The translation lacks the variety of the original Greek, particularly in the Chorus sections.14


The prose meaning has to be entirely recast to meet the couplet form, usually some process of rearrangement, contraction and expansion. The odd phrase is sometimes left out, or a simple phrase expanded inordinately. An extreme instance, here to make the speech equal in line length to the original, is:

201. It is the feast’s abundance fills their thoughts,
and that forgetfulness which pleasure courts
until the very sense of it is lost.

Professor Kovac’s prose translation simply runs:
The abundance of the feast at hand provides mortals with its own pleasures.

Verse Quality

In summary, this translation runs smoothly, but rarely rises to the compelling inevitability we expect of poetry. Though it’s not difficult to go beyond what the text strictly says, the rendering then becomes more the translator’s play than Euripides’. In general, matters are left in the middling position illustrated by this couplet, clear but restrained by rhyme needs:

47. still young, they’re simply led in their beliefs,
and do not dwell too much on other’s griefs.


1. Euripides. Usual Wikipedia article, with helpful links.
2. Kovacs, D. Euripides: Cyclops, Alcestis, Medea. Loeb Classical Library. (Harvard University Press, 1994). A graceful prose version.
3. Medea Themes. Themes and plot summaries.
4. Medea (play) Wikipedia article, with a list of modern productions and translations.
5. Holcombe, C.J. Sophocles’s Oedipus at Colonus (Ocaso Press, 2008). oedipus.html. Note on Translation in this free pdf document.
6. Murray, G. The Medea. Translated into English rhyming verse with explanatory notes by Gilbert Murray. (1913). Previous fully rhymed version.
7. Eliot, T.S. Euripides and Professor Murray: The Sacred Wood: Essays on Poetry and Criticism (1922).
8. E. P. Coleridge Medea (1891)
9. Svarlien, D.A, (trans) and Mitchell-Boyask, R. (intro). Medea. (Hackett, 2008). A lively rendering in contemporary speech, with an introduction and excellent notes.
10. C.K. Williams and Nussbaum, M . The Bacchae of Euripides; A New Version. (Farrar, Straus and Giroux, 1990) An attractive rendering in free verse and rearranged prose: has an excellent introduction.
11. Holcombe, C.J. Selections from Catullus (Ocaso Press, 2010). catullus.html Free pdf document.
12. See the workshop example and summary of Augustan verse features on:
13. The Greek text does not always have a clear, unambiguous meaning. ‘If conjecture were eliminated, these plays over long stretches would hover tantalizingly on the edge of intelligibility, or be simply unreadable.’ Kovacs 1994, p. 39.
14. Mastronade, D.J. Euripides: Medea (CUP, 2002)
15. John Harrison. Euripides: Medea (CUP., 2000). Good commentary.

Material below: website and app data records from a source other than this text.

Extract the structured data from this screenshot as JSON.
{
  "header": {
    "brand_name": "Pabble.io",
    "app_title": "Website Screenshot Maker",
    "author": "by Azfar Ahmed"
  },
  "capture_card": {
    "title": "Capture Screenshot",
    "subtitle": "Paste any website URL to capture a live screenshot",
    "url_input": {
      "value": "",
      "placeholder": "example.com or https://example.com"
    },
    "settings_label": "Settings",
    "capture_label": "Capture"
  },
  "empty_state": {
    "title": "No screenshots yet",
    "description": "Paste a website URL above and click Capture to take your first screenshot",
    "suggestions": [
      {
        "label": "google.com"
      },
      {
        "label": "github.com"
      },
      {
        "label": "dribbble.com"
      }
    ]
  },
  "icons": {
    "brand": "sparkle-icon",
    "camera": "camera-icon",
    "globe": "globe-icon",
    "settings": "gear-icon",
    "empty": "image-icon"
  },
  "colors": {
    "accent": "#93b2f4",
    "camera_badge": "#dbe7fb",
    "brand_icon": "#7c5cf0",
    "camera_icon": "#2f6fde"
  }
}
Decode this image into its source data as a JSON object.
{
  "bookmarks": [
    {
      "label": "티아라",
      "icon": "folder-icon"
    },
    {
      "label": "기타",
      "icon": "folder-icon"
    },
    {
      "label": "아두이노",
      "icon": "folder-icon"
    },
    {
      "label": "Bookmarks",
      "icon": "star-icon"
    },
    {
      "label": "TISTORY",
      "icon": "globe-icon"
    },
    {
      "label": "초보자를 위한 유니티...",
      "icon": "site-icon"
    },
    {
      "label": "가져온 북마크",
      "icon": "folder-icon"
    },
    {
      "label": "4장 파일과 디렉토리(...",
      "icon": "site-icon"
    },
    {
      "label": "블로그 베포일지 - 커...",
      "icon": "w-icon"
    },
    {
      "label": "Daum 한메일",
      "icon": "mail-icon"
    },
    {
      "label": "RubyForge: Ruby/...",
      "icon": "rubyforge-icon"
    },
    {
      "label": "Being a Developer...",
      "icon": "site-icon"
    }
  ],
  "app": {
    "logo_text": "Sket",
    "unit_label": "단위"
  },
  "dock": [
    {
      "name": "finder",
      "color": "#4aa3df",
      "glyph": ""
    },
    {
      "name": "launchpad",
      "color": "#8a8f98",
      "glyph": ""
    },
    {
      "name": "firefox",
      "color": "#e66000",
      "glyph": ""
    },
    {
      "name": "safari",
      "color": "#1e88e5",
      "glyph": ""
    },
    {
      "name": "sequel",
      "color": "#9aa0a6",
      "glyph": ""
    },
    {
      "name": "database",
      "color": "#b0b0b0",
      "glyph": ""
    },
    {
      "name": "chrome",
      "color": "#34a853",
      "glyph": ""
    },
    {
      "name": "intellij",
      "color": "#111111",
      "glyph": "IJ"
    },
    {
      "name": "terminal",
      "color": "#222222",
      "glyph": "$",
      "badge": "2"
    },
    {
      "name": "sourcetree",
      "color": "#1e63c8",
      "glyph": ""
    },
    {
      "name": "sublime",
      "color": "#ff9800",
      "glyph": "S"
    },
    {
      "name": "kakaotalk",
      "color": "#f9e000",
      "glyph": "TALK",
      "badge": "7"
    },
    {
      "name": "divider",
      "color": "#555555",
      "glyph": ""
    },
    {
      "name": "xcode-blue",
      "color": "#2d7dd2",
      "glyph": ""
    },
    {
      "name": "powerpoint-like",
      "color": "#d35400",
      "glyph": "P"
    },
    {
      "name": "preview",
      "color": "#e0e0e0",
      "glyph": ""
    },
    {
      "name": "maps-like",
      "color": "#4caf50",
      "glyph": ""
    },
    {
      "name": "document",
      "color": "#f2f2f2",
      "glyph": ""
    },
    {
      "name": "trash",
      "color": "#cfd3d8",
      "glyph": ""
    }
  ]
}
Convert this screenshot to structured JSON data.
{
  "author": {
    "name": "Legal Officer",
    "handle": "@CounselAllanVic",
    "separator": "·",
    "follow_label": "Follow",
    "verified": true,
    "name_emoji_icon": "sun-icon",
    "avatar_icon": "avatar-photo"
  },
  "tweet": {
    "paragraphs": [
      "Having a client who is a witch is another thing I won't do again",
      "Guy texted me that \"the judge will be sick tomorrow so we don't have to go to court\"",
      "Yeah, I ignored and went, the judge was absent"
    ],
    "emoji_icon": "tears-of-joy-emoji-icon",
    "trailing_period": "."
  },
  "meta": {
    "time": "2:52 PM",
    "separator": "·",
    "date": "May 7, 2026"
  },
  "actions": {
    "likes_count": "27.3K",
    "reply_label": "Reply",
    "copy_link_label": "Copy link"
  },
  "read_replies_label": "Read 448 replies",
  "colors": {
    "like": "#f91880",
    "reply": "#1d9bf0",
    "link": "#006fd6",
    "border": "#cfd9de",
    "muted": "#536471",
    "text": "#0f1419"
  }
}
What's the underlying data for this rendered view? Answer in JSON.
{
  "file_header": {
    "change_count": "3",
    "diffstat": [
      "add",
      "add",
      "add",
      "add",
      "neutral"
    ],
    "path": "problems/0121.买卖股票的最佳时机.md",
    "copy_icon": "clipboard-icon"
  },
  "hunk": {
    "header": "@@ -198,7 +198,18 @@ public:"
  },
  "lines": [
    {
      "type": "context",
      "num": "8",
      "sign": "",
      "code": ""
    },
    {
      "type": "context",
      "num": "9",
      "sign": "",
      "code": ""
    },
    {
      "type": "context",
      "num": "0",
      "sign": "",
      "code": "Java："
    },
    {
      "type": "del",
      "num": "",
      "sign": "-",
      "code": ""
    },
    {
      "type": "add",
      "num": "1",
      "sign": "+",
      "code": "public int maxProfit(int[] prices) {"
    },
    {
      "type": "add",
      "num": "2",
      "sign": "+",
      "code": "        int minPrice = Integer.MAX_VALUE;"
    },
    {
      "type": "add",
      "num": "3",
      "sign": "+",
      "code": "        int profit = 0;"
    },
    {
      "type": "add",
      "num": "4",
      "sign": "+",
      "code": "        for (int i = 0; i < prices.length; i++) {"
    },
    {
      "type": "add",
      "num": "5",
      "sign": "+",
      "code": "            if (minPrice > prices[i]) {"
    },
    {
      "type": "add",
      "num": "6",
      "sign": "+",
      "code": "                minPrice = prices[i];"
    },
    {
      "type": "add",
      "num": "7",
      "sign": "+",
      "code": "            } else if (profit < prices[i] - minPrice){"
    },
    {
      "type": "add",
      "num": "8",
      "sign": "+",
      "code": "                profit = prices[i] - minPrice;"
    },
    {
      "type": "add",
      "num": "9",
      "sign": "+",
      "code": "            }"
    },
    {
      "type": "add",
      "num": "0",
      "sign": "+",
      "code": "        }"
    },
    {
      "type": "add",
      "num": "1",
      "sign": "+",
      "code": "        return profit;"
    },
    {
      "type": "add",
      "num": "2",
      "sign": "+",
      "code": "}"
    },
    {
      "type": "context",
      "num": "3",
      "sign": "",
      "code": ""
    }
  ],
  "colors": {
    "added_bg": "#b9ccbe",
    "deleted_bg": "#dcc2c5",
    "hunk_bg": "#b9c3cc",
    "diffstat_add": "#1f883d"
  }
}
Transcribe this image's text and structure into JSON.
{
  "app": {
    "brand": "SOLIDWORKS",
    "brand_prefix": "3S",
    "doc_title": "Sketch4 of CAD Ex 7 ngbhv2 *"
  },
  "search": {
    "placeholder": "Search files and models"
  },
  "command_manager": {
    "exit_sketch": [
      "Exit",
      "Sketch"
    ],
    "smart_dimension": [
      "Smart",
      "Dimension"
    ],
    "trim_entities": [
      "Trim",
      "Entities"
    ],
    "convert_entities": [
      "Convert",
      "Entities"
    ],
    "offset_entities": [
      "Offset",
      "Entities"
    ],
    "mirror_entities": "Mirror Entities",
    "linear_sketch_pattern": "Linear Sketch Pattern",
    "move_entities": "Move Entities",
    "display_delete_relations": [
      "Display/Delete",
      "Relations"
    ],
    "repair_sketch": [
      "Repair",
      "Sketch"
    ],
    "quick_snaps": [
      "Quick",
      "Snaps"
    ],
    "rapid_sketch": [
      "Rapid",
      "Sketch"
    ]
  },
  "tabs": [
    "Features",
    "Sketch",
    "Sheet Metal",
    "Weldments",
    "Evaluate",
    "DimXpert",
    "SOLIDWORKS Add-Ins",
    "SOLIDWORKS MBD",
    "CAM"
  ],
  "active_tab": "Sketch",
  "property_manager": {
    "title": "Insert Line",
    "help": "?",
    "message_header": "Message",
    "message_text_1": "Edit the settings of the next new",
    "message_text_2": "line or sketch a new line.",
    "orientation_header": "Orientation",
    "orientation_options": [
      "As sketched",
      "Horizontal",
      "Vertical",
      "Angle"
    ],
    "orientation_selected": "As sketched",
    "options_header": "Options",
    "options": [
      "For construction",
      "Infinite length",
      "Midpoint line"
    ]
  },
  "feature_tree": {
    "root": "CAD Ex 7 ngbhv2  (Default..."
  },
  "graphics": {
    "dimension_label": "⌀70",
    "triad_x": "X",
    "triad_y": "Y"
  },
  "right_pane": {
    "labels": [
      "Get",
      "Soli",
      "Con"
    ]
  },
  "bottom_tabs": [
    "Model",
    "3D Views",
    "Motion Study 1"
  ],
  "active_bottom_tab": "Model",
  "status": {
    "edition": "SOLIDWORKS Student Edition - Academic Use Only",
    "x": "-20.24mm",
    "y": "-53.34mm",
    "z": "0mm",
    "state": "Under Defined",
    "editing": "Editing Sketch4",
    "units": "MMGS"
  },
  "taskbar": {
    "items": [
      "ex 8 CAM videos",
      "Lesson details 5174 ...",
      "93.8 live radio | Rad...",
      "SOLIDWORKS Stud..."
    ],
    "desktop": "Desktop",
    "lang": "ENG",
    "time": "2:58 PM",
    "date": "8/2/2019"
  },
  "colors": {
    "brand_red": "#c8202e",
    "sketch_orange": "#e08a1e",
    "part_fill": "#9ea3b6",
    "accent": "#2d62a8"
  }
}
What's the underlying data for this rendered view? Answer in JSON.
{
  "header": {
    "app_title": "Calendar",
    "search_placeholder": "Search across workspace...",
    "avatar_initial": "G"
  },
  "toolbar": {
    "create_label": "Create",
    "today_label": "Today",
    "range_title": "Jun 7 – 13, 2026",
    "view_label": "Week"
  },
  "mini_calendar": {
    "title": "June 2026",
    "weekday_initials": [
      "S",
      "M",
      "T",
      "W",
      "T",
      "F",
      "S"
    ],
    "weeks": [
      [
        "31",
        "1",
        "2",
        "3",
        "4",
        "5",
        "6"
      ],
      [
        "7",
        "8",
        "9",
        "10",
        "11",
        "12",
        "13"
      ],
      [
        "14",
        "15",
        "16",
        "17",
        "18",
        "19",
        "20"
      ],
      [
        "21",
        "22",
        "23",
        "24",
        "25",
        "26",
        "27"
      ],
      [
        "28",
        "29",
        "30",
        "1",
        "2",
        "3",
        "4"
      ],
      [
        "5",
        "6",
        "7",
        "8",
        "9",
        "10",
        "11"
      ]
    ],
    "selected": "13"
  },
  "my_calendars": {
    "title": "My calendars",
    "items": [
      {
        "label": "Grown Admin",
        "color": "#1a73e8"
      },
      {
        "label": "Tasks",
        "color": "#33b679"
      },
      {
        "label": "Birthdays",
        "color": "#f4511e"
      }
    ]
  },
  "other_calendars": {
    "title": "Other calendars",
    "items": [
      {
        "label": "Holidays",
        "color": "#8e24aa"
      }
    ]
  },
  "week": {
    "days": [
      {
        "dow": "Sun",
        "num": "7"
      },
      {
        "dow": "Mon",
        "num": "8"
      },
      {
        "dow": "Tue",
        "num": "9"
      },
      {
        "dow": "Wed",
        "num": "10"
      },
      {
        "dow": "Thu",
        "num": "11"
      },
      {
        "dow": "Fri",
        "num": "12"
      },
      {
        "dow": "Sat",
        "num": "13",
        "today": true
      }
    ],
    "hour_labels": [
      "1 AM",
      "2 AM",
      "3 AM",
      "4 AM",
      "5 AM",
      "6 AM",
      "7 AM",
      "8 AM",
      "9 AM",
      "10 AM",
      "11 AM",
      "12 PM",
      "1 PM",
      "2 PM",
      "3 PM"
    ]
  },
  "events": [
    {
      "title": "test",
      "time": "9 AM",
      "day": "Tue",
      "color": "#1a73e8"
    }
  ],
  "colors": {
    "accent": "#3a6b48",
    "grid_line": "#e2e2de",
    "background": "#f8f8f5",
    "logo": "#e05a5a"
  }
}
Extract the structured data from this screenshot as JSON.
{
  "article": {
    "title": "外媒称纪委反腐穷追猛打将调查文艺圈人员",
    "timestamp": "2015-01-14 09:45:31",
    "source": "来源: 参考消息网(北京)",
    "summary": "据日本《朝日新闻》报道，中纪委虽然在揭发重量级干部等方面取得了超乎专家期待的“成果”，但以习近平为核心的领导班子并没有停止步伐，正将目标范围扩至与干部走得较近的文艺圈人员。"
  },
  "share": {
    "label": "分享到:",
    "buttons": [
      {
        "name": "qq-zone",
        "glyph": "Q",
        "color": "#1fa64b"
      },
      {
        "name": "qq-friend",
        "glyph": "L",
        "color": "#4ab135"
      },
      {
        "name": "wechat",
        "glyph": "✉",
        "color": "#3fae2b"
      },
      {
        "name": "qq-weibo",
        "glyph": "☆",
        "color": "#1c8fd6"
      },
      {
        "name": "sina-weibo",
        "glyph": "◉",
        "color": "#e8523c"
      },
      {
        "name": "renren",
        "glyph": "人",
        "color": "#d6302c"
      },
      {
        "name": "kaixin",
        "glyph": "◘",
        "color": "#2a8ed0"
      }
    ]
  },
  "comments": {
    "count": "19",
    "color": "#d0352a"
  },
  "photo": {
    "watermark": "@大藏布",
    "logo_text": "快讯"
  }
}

Classical Greek Resources (General)

1. Howatson, M.C. (ed.) The Oxford Companion to Classical Literature. Oxford Univ. Press. 1989/2005.
2. Hornblower, Simon and Antony Spawforth (eds.) The Oxford Classical Dictionary (3rd Edition). Oxford Univ. Press. 2003.
3. Classical Greek Resources.
4. Elpenor.
5. Greek and Latin Literature Resources.
6. Ancient Greek Literature Resources.